World Bank Releases Report on Climate Change in the MENA Region
5 December 2012: The World Bank has released a report, titled "Adaptation to a Changing Climate in the Arab Countries: a Case for Adaptation Governance and Leadership in Building Climate Resilience," which assesses the impact of climate change in the Middle East and North Africa (MENA) region, and stresses the need for adaptation programmes based on strong leadership and prioritization of climate policies at the national level.
Recent studies have shown that dry regions are increasingly suffering from more severe droughts and flash floods. According to the report, over the past 30 years, 50 million people in the Arab world have suffered from climate disaster, costing US$12 billion directly. One example is the 2006 flooding of the Nile River Basin, which caused 600 deaths and affected over 118,000 people. The report therefore calls for immediate action in order to avoid the projected consequences of water shortages and increasing food insecurity.

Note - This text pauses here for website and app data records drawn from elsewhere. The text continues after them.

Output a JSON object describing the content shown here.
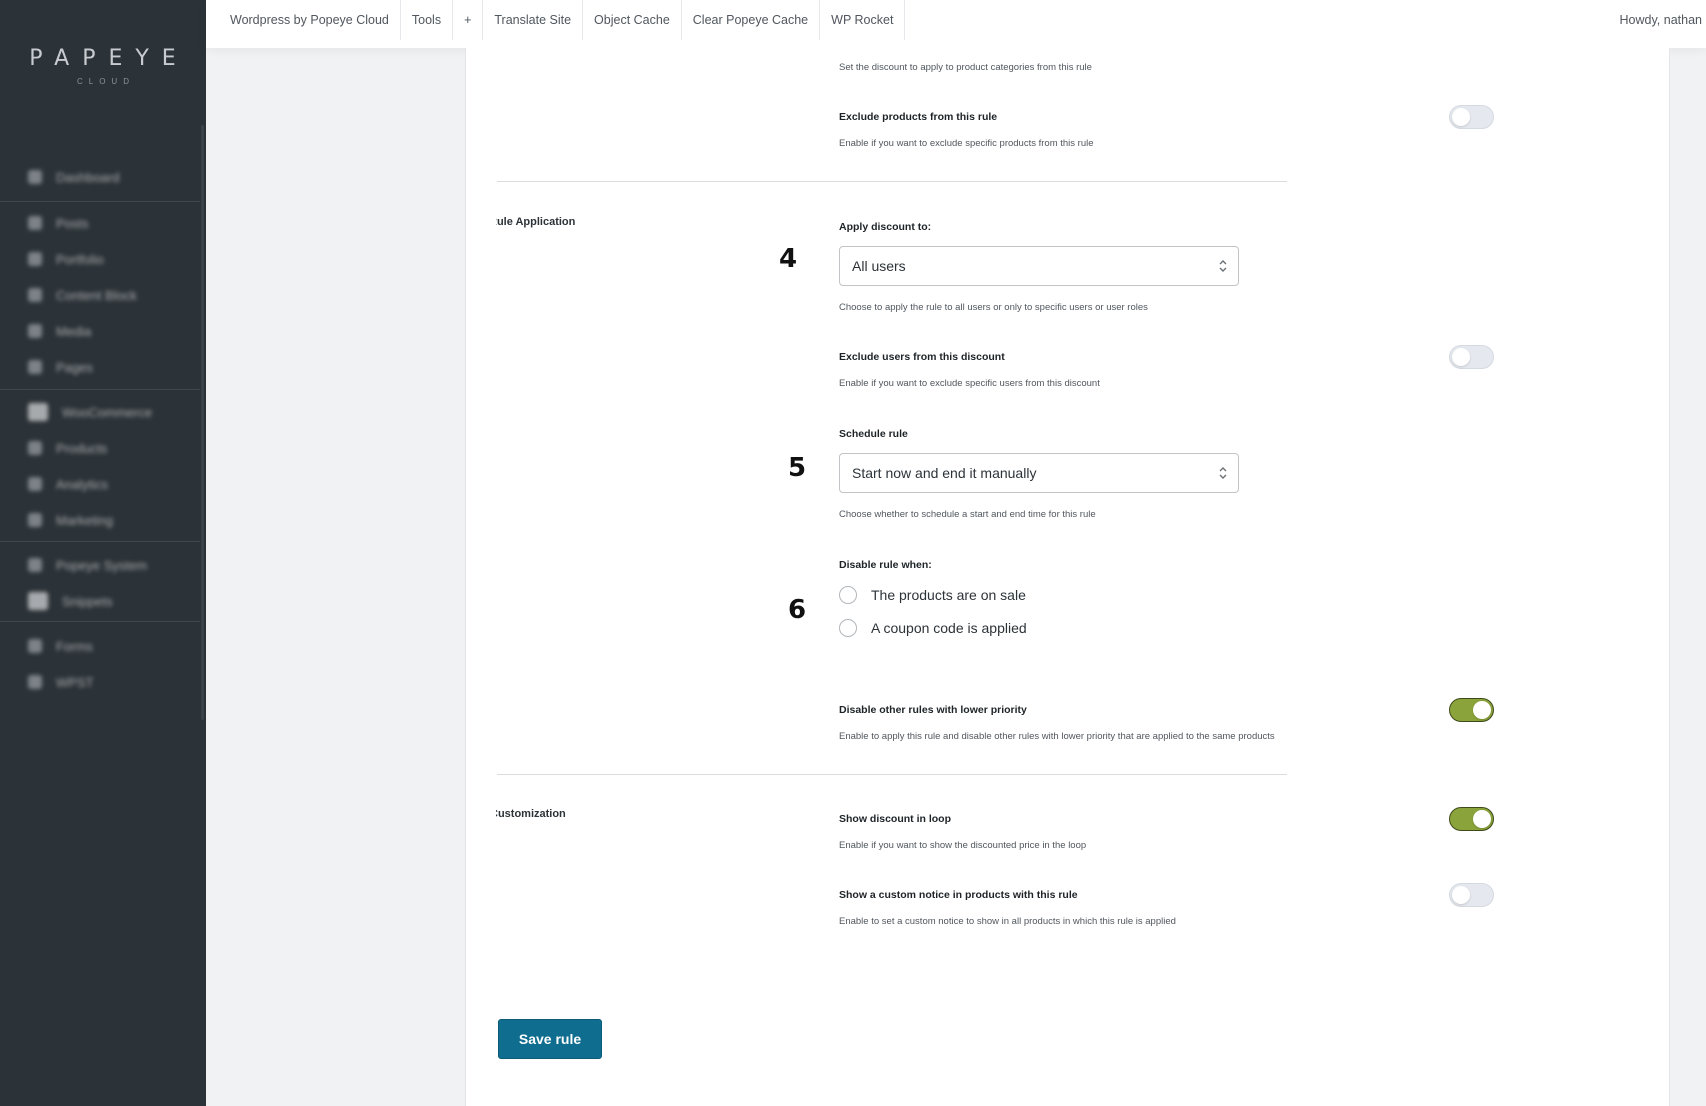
{
  "brand": {
    "logo": "PAPEYE",
    "logo_sub": "CLOUD"
  },
  "sidebar": {
    "items": [
      {
        "label": "Dashboard",
        "icon": "dashboard-icon"
      },
      {
        "label": "Posts",
        "icon": "pin-icon"
      },
      {
        "label": "Portfolio",
        "icon": "portfolio-icon"
      },
      {
        "label": "Content Block",
        "icon": "block-icon"
      },
      {
        "label": "Media",
        "icon": "media-icon"
      },
      {
        "label": "Pages",
        "icon": "pages-icon"
      },
      {
        "label": "WooCommerce",
        "icon": "woocommerce-icon"
      },
      {
        "label": "Products",
        "icon": "products-icon"
      },
      {
        "label": "Analytics",
        "icon": "analytics-icon"
      },
      {
        "label": "Marketing",
        "icon": "megaphone-icon"
      },
      {
        "label": "Popeye System",
        "icon": "system-icon"
      },
      {
        "label": "Snippets",
        "icon": "snippets-icon"
      },
      {
        "label": "Forms",
        "icon": "forms-icon"
      },
      {
        "label": "WPST",
        "icon": "wpst-icon"
      }
    ]
  },
  "topbar": {
    "links": [
      "Wordpress by Popeye Cloud",
      "Tools",
      "+",
      "Translate Site",
      "Object Cache",
      "Clear Popeye Cache",
      "WP Rocket"
    ],
    "howdy": "Howdy, nathan"
  },
  "form": {
    "categories_desc": "Set the discount to apply to product categories from this rule",
    "exclude_products": {
      "title": "Exclude products from this rule",
      "desc": "Enable if you want to exclude specific products from this rule",
      "enabled": false
    },
    "rule_application": {
      "section_label": "Rule Application",
      "apply_to": {
        "step": "4",
        "title": "Apply discount to:",
        "value": "All users",
        "desc": "Choose to apply the rule to all users or only to specific users or user roles"
      },
      "exclude_users": {
        "title": "Exclude users from this discount",
        "desc": "Enable if you want to exclude specific users from this discount",
        "enabled": false
      },
      "schedule": {
        "step": "5",
        "title": "Schedule rule",
        "value": "Start now and end it manually",
        "desc": "Choose whether to schedule a start and end time for this rule"
      },
      "disable_when": {
        "step": "6",
        "title": "Disable rule when:",
        "options": [
          "The products are on sale",
          "A coupon code is applied"
        ]
      },
      "disable_lower": {
        "title": "Disable other rules with lower priority",
        "desc": "Enable to apply this rule and disable other rules with lower priority that are applied to the same products",
        "enabled": true
      }
    },
    "customization": {
      "section_label": "Customization",
      "show_loop": {
        "title": "Show discount in loop",
        "desc": "Enable if you want to show the discounted price in the loop",
        "enabled": true
      },
      "custom_notice": {
        "title": "Show a custom notice in products with this rule",
        "desc": "Enable to set a custom notice to show in all products in which this rule is applied",
        "enabled": false
      }
    },
    "save_label": "Save rule"
  },
  "colors": {
    "sidebar": "#2c3338",
    "toggle_on": "#8aa33a",
    "primary_button": "#0f6e8f"
  }
}
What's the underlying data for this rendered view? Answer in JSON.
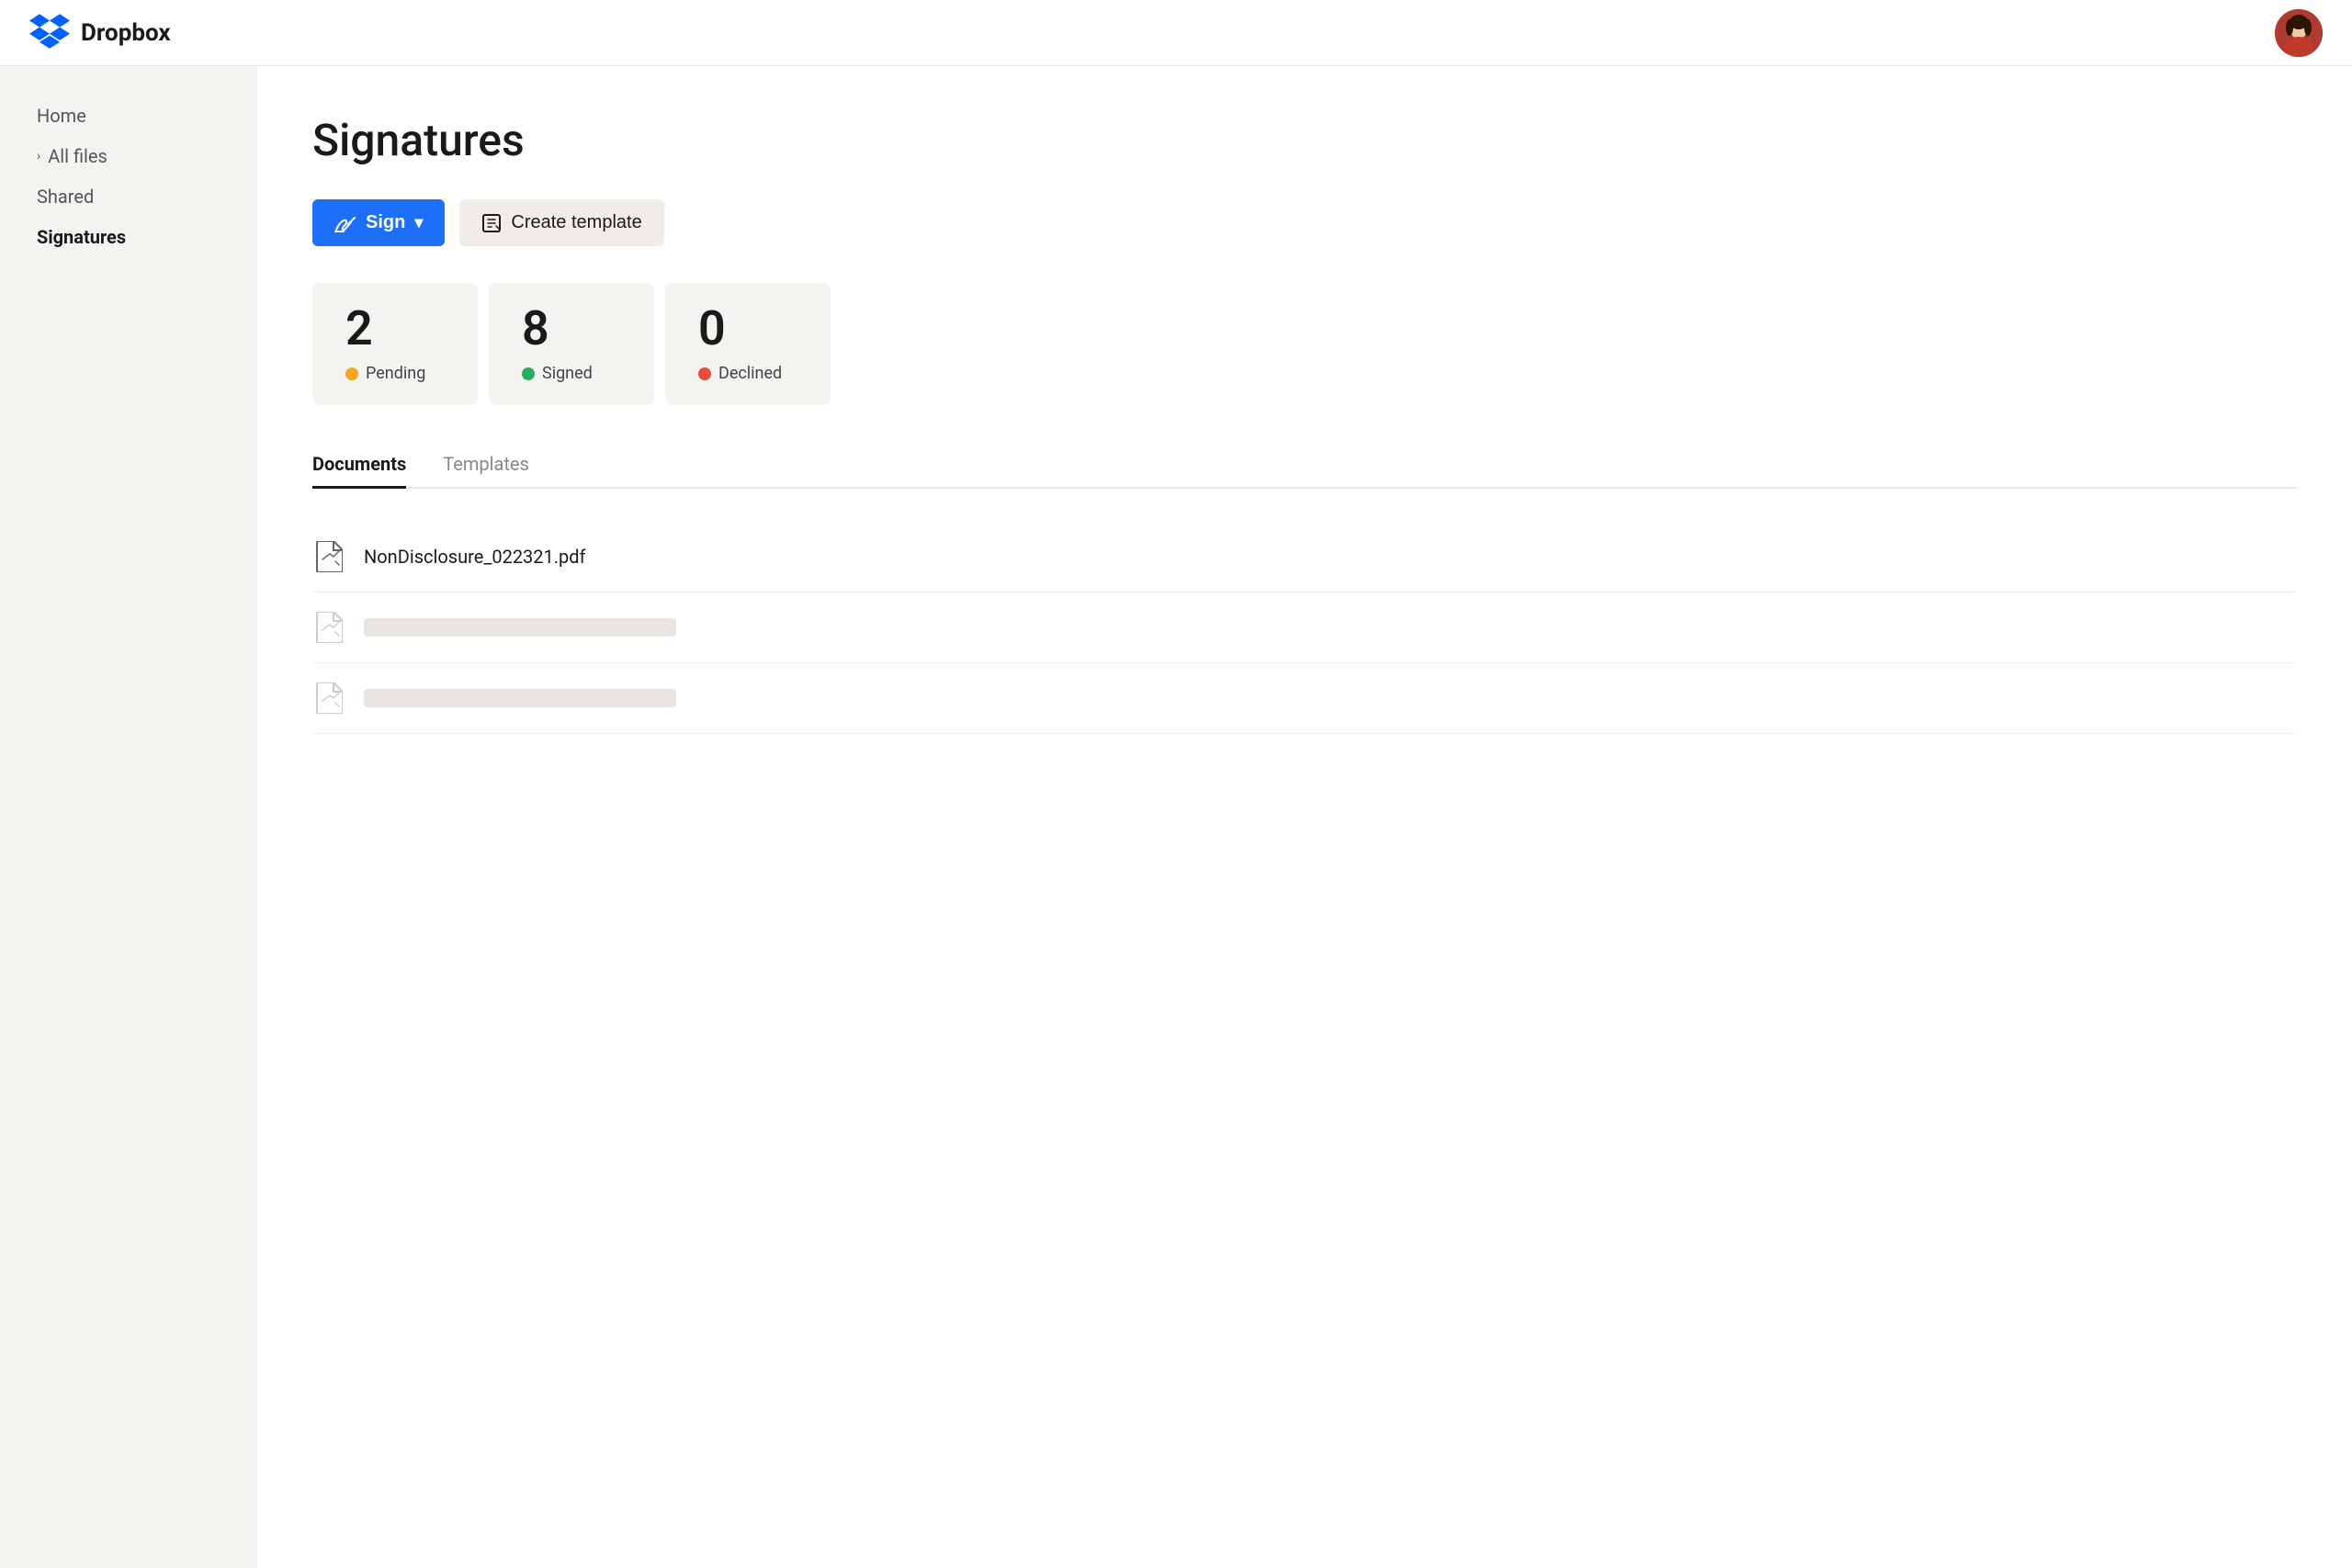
{
  "navbar": {
    "logo_text": "Dropbox",
    "avatar_label": "User avatar"
  },
  "sidebar": {
    "items": [
      {
        "id": "home",
        "label": "Home",
        "active": false,
        "arrow": false
      },
      {
        "id": "all-files",
        "label": "All files",
        "active": false,
        "arrow": true
      },
      {
        "id": "shared",
        "label": "Shared",
        "active": false,
        "arrow": false
      },
      {
        "id": "signatures",
        "label": "Signatures",
        "active": true,
        "arrow": false
      }
    ]
  },
  "main": {
    "page_title": "Signatures",
    "buttons": {
      "sign_label": "Sign",
      "sign_dropdown_arrow": "▾",
      "create_template_label": "Create template"
    },
    "stats": [
      {
        "id": "pending",
        "number": "2",
        "label": "Pending",
        "dot_class": "dot-pending"
      },
      {
        "id": "signed",
        "number": "8",
        "label": "Signed",
        "dot_class": "dot-signed"
      },
      {
        "id": "declined",
        "number": "0",
        "label": "Declined",
        "dot_class": "dot-declined"
      }
    ],
    "tabs": [
      {
        "id": "documents",
        "label": "Documents",
        "active": true
      },
      {
        "id": "templates",
        "label": "Templates",
        "active": false
      }
    ],
    "documents": [
      {
        "id": "doc1",
        "name": "NonDisclosure_022321.pdf",
        "placeholder": false
      },
      {
        "id": "doc2",
        "name": "",
        "placeholder": true
      },
      {
        "id": "doc3",
        "name": "",
        "placeholder": true
      }
    ]
  }
}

The report underscores that as the world's lowest endowment of freshwater, climate change is a considerable threat for the livelihoods of Arab people, and could trigger disproportionate migration to the already highly populated and vulnerable coastal zones. Prepared in partnership with the League of Arab States, the publication reinforces previous studies that argue that global warming could set back decades of poverty reduction efforts, including the recent World Bank report titled "Turn Down The Heat: Why a 4° C Warmer World Must be Avoided." The report concludes that climate data is fundamental for effective adaptation policies. [World Bank Press Release] [Publication: Adaptation to a Changing Climate in the Arab Countries: a Case for Adaptation Governance and Leadership in Building Climate Resilience]